Now, I do believe that the tumor burden may be important. I do believe in the up scope of effect. So part of the effect in the STAMPEDE trial probably is real. And certainly if you're considering systemic treatment intensification, double therapy, triplet therapy, you may want to know is that high burden or low burden, but do you want to sit there trying to count lesions? Because I could tell you, if you show the same scans to two radiologists, one will see five lesions. One will see seven lesions. We want to do it more accurately, and we can do this with PSMA PET because we can automatically quantitate the tumor volume using automated tools. These will increasingly become available over the next three to five years. And I think they will be validated and we will get a tumor volume in mills, which is accurate. Actually imaging tumor, not a surrogate outcome like osteoblastic lesions. Not progressing to the next slide. Someone might need to help me push to the next slide.

Speaker 3: Sorry that you can't ring the bell.

Michael Hofman: No, you can't ring the bell. We can. I think I've only got two or three slides left, but for some reason, presentation has paused on this slide. But it's important to note really that our imaging technology just continues to improve. So when a referral orders a bone scan, they don't specify, I just want to planar two dimensional bone scan. They just say, I want a bone scan. And our bone scanning technology has improved. So even within a defined imaging modality, our technology continues to improve.

This is a nice manuscript from a German group published recently in the Journal of Nuclear Medicine, showing that perhaps a 40 mil cutoff using those quantitative pep parameters translated to a low burden on conventional imaging compared to high burden. We suddenly need more evidence to know what PSMA quantitative thresholds and the best way to get this data is to incorporate PSMA PET into all our prospective clinical trials. And then we can look back.

Don't worry, two more slides. So imaging is progressed. Look, it's an honor to be the first to have the cow bell.

So total body PET is coming. Even PET technology continues to improve, continues to get more sensitive with this technology. You can do a whole body PSMA PET in two or three minutes. Quite remarkable.

And there we go. Paused again.

Speaker 3: Sorry, Michael.

Michael Hofman: That's all right. I think there's one slide left. There is only one slide.

It's might be my fancy videos.

Speaker 3: Yeah, I guess you were too interesting.

Michael Hofman: A picture tells a thousand words.

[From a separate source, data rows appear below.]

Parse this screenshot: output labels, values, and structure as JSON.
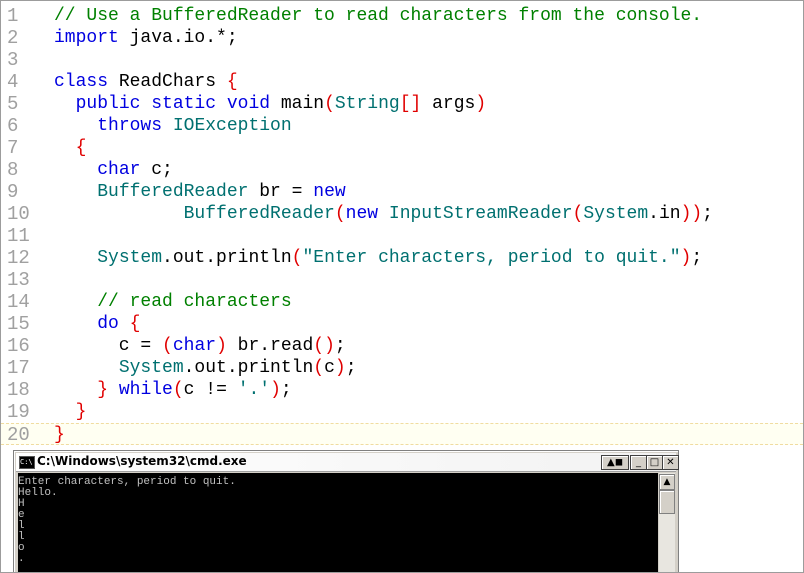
{
  "editor": {
    "lines": [
      {
        "n": "1",
        "tokens": [
          {
            "t": "// Use a BufferedReader to read characters from the console.",
            "c": "cm"
          }
        ]
      },
      {
        "n": "2",
        "tokens": [
          {
            "t": "import",
            "c": "kw"
          },
          {
            "t": " java.io.*;",
            "c": "df"
          }
        ]
      },
      {
        "n": "3",
        "tokens": []
      },
      {
        "n": "4",
        "tokens": [
          {
            "t": "class",
            "c": "kw"
          },
          {
            "t": " ReadChars ",
            "c": "df"
          },
          {
            "t": "{",
            "c": "pu"
          }
        ]
      },
      {
        "n": "5",
        "tokens": [
          {
            "t": "  ",
            "c": "df"
          },
          {
            "t": "public static void",
            "c": "kw"
          },
          {
            "t": " main",
            "c": "df"
          },
          {
            "t": "(",
            "c": "pu"
          },
          {
            "t": "String",
            "c": "ty"
          },
          {
            "t": "[]",
            "c": "pu"
          },
          {
            "t": " args",
            "c": "df"
          },
          {
            "t": ")",
            "c": "pu"
          }
        ]
      },
      {
        "n": "6",
        "tokens": [
          {
            "t": "    ",
            "c": "df"
          },
          {
            "t": "throws",
            "c": "kw"
          },
          {
            "t": " ",
            "c": "df"
          },
          {
            "t": "IOException",
            "c": "ty"
          }
        ]
      },
      {
        "n": "7",
        "tokens": [
          {
            "t": "  ",
            "c": "df"
          },
          {
            "t": "{",
            "c": "pu"
          }
        ]
      },
      {
        "n": "8",
        "tokens": [
          {
            "t": "    ",
            "c": "df"
          },
          {
            "t": "char",
            "c": "kw"
          },
          {
            "t": " c;",
            "c": "df"
          }
        ]
      },
      {
        "n": "9",
        "tokens": [
          {
            "t": "    ",
            "c": "df"
          },
          {
            "t": "BufferedReader",
            "c": "ty"
          },
          {
            "t": " br = ",
            "c": "df"
          },
          {
            "t": "new",
            "c": "kw"
          }
        ]
      },
      {
        "n": "10",
        "tokens": [
          {
            "t": "            ",
            "c": "df"
          },
          {
            "t": "BufferedReader",
            "c": "ty"
          },
          {
            "t": "(",
            "c": "pu"
          },
          {
            "t": "new",
            "c": "kw"
          },
          {
            "t": " ",
            "c": "df"
          },
          {
            "t": "InputStreamReader",
            "c": "ty"
          },
          {
            "t": "(",
            "c": "pu"
          },
          {
            "t": "System",
            "c": "ty"
          },
          {
            "t": ".in",
            "c": "df"
          },
          {
            "t": "))",
            "c": "pu"
          },
          {
            "t": ";",
            "c": "df"
          }
        ]
      },
      {
        "n": "11",
        "tokens": []
      },
      {
        "n": "12",
        "tokens": [
          {
            "t": "    ",
            "c": "df"
          },
          {
            "t": "System",
            "c": "ty"
          },
          {
            "t": ".out.println",
            "c": "df"
          },
          {
            "t": "(",
            "c": "pu"
          },
          {
            "t": "\"Enter characters, period to quit.\"",
            "c": "st"
          },
          {
            "t": ")",
            "c": "pu"
          },
          {
            "t": ";",
            "c": "df"
          }
        ]
      },
      {
        "n": "13",
        "tokens": []
      },
      {
        "n": "14",
        "tokens": [
          {
            "t": "    ",
            "c": "df"
          },
          {
            "t": "// read characters",
            "c": "cm"
          }
        ]
      },
      {
        "n": "15",
        "tokens": [
          {
            "t": "    ",
            "c": "df"
          },
          {
            "t": "do",
            "c": "kw"
          },
          {
            "t": " ",
            "c": "df"
          },
          {
            "t": "{",
            "c": "pu"
          }
        ]
      },
      {
        "n": "16",
        "tokens": [
          {
            "t": "      c = ",
            "c": "df"
          },
          {
            "t": "(",
            "c": "pu"
          },
          {
            "t": "char",
            "c": "kw"
          },
          {
            "t": ")",
            "c": "pu"
          },
          {
            "t": " br.read",
            "c": "df"
          },
          {
            "t": "()",
            "c": "pu"
          },
          {
            "t": ";",
            "c": "df"
          }
        ]
      },
      {
        "n": "17",
        "tokens": [
          {
            "t": "      ",
            "c": "df"
          },
          {
            "t": "System",
            "c": "ty"
          },
          {
            "t": ".out.println",
            "c": "df"
          },
          {
            "t": "(",
            "c": "pu"
          },
          {
            "t": "c",
            "c": "df"
          },
          {
            "t": ")",
            "c": "pu"
          },
          {
            "t": ";",
            "c": "df"
          }
        ]
      },
      {
        "n": "18",
        "tokens": [
          {
            "t": "    ",
            "c": "df"
          },
          {
            "t": "}",
            "c": "pu"
          },
          {
            "t": " ",
            "c": "df"
          },
          {
            "t": "while",
            "c": "kw"
          },
          {
            "t": "(",
            "c": "pu"
          },
          {
            "t": "c != ",
            "c": "df"
          },
          {
            "t": "'.'",
            "c": "st"
          },
          {
            "t": ")",
            "c": "pu"
          },
          {
            "t": ";",
            "c": "df"
          }
        ]
      },
      {
        "n": "19",
        "tokens": [
          {
            "t": "  ",
            "c": "df"
          },
          {
            "t": "}",
            "c": "pu"
          }
        ]
      },
      {
        "n": "20",
        "tokens": [
          {
            "t": "}",
            "c": "pu"
          }
        ]
      }
    ]
  },
  "console": {
    "title": "C:\\Windows\\system32\\cmd.exe",
    "icon_text": "C:\\",
    "buttons": {
      "scroll": "▲◼",
      "minimize": "_",
      "maximize": "□",
      "close": "✕"
    },
    "output_lines": [
      "Enter characters, period to quit.",
      "Hello.",
      "H",
      "e",
      "l",
      "l",
      "o",
      "."
    ],
    "scroll_up": "▲"
  }
}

Last slide. So really our technology advances outpace our evidence base, but I don't think we want to get caught behind using inferior technology to stage our patients less accurately. To me, it's somewhat implausible that less accurate imaging will better inform patient management and outcomes. We don't want to make wrong decisions using 2D planar bone scans, more accurate imaging is not stage migration that refers to an increased sensitivity. And a lot of this advanced technology is decreasing false positive results. Lastly, please don't extrapolate this presentation to metastatic castration resistant prostate cancer. That's another talk. Because I think serial imaging in a metastatic castration resistance setting with prostate cancer working group is really well validated. And we ought to be cautious with our new techniques like PSMA PET CT.

So with that, I'd like to thank everyone and apologize for a few of the pictures.